2. What about its "fundamental monoid" $$\pi_0(\mathrm{Hom}_{\mathrm{N}_{\bullet}(\int_\mathcal{C}D)}(x,x))$$ at a point $$x\in\pi_0(\textstyle\int_\mathcal{C}D)$$? (Is the fundamental group of the geometric realisation of $$\textstyle\int_\mathcal{C}D$$ at $$x$$ just the groupification of this?)
3. Can these be described in terms of other well-known notions in ($$\infty$$-)category theory?

To answer these questions, the best is to note that $$|\int_C D|$$, the geometric realization of this total category, is equivalently the colimit of $$D$$, viewed as a functor with values in the $$\infty$$-category of spaces, namely, along the inclusion $$Set\to Spaces$$.

So

1. Insofar, as you believe that this colimit has significance, so do its homotopy groups. For example, if $$C= \Delta^{op}$$, $$D$$ is a simplicial set and $$|\int_{\Delta^{op}} D|$$ is the homotopy type of this simplicial set; if $$C= BG$$ for some group $$G$$, $$D$$ is a set with a $$G$$-action, and this homotopy type is $$D_{hG}$$, the homotopy orbits of $$D$$ under this action, etc.

2. The "fundamental monoid" is maybe not so relevant, in a sense because it is easily computed. First, note that it depends on more than a class in $$\pi_0$$ ($$\pi_0$$ inverts all morphisms), but really on an object in $$\int_C D$$. Second, given such an object $$x$$, it lives in a fiber over some $$c\in C$$, and consequently, $$\hom_{\int_CD}(x,x) = \coprod_{f\in \hom_C(c,c)} \hom_{D(c)}(f_!x,x)$$ where $$f_! : D(c)\to D(c)$$ is $$D(f)$$. The monoid structure is "fiberwise". But in a sense it can be easily read off of $$D$$, whereas understanding $$|\int_C D|$$ is typically more complicated.

In particular, note that the group-completion of this monoid is not (in general) $$\pi_1(|\int_CD|, x)$$, because the latter also involves "visiting" other objects than $$x$$. For example if $$D$$ is the constant functor with value a point, then $$\int_C D=C$$, and you'd be claiming that for an arbitrary $$C$$, $$\pi_1(|C|,c) =$$ the goup-completion of $$\hom_C(c,c)$$. But any group can be realized as $$\pi_1(|P|)$$ for a poset $$P$$ where, in particular, $$\hom_P(p,p) =$$ a point for any $$p\in P$$.
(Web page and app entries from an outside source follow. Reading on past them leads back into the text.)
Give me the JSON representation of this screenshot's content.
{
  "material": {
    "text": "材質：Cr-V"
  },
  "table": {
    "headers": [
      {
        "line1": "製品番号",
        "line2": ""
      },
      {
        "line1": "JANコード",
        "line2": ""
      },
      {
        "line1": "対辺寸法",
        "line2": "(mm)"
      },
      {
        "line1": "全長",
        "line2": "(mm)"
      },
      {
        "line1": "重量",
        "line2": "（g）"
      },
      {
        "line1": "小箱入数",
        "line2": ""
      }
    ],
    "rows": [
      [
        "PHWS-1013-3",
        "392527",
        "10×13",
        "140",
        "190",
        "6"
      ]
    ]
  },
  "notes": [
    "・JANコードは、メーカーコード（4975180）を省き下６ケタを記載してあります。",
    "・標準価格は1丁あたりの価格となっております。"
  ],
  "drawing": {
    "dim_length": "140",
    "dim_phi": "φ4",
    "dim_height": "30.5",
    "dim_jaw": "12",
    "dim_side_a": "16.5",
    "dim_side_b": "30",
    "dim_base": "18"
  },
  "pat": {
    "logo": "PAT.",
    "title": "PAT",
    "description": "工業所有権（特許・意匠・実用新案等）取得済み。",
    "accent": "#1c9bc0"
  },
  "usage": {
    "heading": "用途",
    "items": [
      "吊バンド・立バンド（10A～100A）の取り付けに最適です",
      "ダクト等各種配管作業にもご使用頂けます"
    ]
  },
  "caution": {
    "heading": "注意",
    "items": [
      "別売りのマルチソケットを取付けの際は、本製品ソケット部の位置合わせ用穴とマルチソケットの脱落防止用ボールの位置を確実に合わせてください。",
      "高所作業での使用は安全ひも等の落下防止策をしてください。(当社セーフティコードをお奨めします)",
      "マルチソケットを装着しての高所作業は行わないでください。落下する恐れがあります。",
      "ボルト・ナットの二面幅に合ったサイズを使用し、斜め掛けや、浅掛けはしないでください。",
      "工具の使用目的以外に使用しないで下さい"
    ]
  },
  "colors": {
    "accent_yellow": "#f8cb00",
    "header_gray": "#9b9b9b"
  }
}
1. I think the very first part of my question answers this one.
• Thanks, Maxime, this is really great! Could I ask two follow-up questions? 1) Why is $|\int_CD|$ the colimit of $C\xrightarrow{D}\mathsf{Set}\xrightarrow{\iota}\mathsf{Spaces}$? 2) We have $\pi_k|S_\bullet|\cong\pi_k\mathrm{Ex}^\infty(S_\bullet)$ for a simplicial set $S_\bullet$, so it doesn't matter whether we use geometric realisations or simplicial homotopy groups with $\mathrm{Ex}^\infty$ for this, right? Commented Apr 15, 2023 at 19:05
• The answer to 2) is yes. It is a bit more complicated to answer 1), although I can give you references and a name. The name is "Thomason's theorem" ; cf. e.g. these exercises : math.mit.edu/~mbehrens/TAGS/Isaacson_exer.pdf; and for an $\infty$-category perspective, this is Corollary 3.3.4.6. in HTT Commented Apr 15, 2023 at 19:26
• Thank you so much Maxime, this is perfect :) Commented Apr 15, 2023 at 19:47